- _Task requirements_
Below is a listing to repeat exactly, with its pictures left out.

- _Data extracts_
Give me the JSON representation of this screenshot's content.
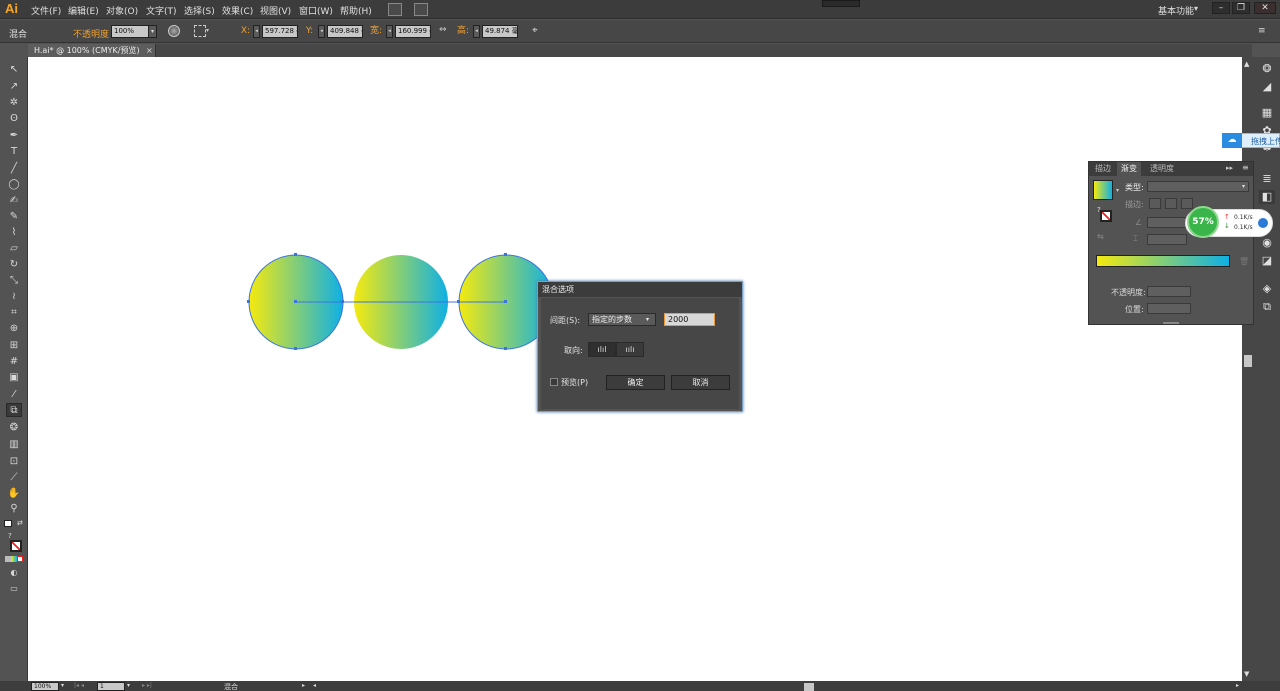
{
  "app": {
    "logo": "Ai"
  },
  "menu": {
    "items": [
      "文件(F)",
      "编辑(E)",
      "对象(O)",
      "文字(T)",
      "选择(S)",
      "效果(C)",
      "视图(V)",
      "窗口(W)",
      "帮助(H)"
    ]
  },
  "workspace": {
    "label": "基本功能",
    "dropdown_arrow": "▾"
  },
  "window_controls": {
    "minimize": "–",
    "restore": "❐",
    "close": "✕"
  },
  "controlbar": {
    "selection_label": "混合",
    "opacity_label": "不透明度",
    "opacity_value": "100%",
    "x_label": "X:",
    "x_value": "597.728 毫",
    "y_label": "Y:",
    "y_value": "409.848 毫",
    "w_label": "宽:",
    "w_value": "160.999 毫",
    "h_label": "高:",
    "h_value": "49.874 毫"
  },
  "document": {
    "tab_title": "H.ai* @ 100% (CMYK/预览)",
    "tab_close": "×"
  },
  "canvas_art": {
    "gradient_start": "#f5ea0e",
    "gradient_end": "#0eb0e5",
    "selection_color": "#3a74e0"
  },
  "blend_dialog": {
    "title": "混合选项",
    "spacing_label": "间距(S):",
    "spacing_option": "指定的步数",
    "steps_value": "2000",
    "orientation_label": "取向:",
    "preview_label": "预览(P)",
    "ok_label": "确定",
    "cancel_label": "取消"
  },
  "gradient_panel": {
    "tabs": [
      "描边",
      "渐变",
      "透明度"
    ],
    "active_tab": "渐变",
    "type_label": "类型:",
    "stroke_label": "描边:",
    "opacity_label": "不透明度:",
    "position_label": "位置:"
  },
  "net_widget": {
    "percent": "57%",
    "up_speed": "0.1K/s",
    "down_speed": "0.1K/s"
  },
  "upload": {
    "text": "拖拽上传"
  },
  "statusbar": {
    "zoom": "100%",
    "page": "1",
    "tool_name": "混合"
  }
}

- _Answer section_
Give me the JSON representation of this screenshot's content.
{
  "app": {
    "logo": "Ai"
  },
  "menu": {
    "items": [
      "文件(F)",
      "编辑(E)",
      "对象(O)",
      "文字(T)",
      "选择(S)",
      "效果(C)",
      "视图(V)",
      "窗口(W)",
      "帮助(H)"
    ]
  },
  "workspace": {
    "label": "基本功能",
    "dropdown_arrow": "▾"
  },
  "window_controls": {
    "minimize": "–",
    "restore": "❐",
    "close": "✕"
  },
  "controlbar": {
    "selection_label": "混合",
    "opacity_label": "不透明度",
    "opacity_value": "100%",
    "x_label": "X:",
    "x_value": "597.728 毫",
    "y_label": "Y:",
    "y_value": "409.848 毫",
    "w_label": "宽:",
    "w_value": "160.999 毫",
    "h_label": "高:",
    "h_value": "49.874 毫"
  },
  "document": {
    "tab_title": "H.ai* @ 100% (CMYK/预览)",
    "tab_close": "×"
  },
  "canvas_art": {
    "gradient_start": "#f5ea0e",
    "gradient_end": "#0eb0e5",
    "selection_color": "#3a74e0"
  },
  "blend_dialog": {
    "title": "混合选项",
    "spacing_label": "间距(S):",
    "spacing_option": "指定的步数",
    "steps_value": "2000",
    "orientation_label": "取向:",
    "preview_label": "预览(P)",
    "ok_label": "确定",
    "cancel_label": "取消"
  },
  "gradient_panel": {
    "tabs": [
      "描边",
      "渐变",
      "透明度"
    ],
    "active_tab": "渐变",
    "type_label": "类型:",
    "stroke_label": "描边:",
    "opacity_label": "不透明度:",
    "position_label": "位置:"
  },
  "net_widget": {
    "percent": "57%",
    "up_speed": "0.1K/s",
    "down_speed": "0.1K/s"
  },
  "upload": {
    "text": "拖拽上传"
  },
  "statusbar": {
    "zoom": "100%",
    "page": "1",
    "tool_name": "混合"
  }
}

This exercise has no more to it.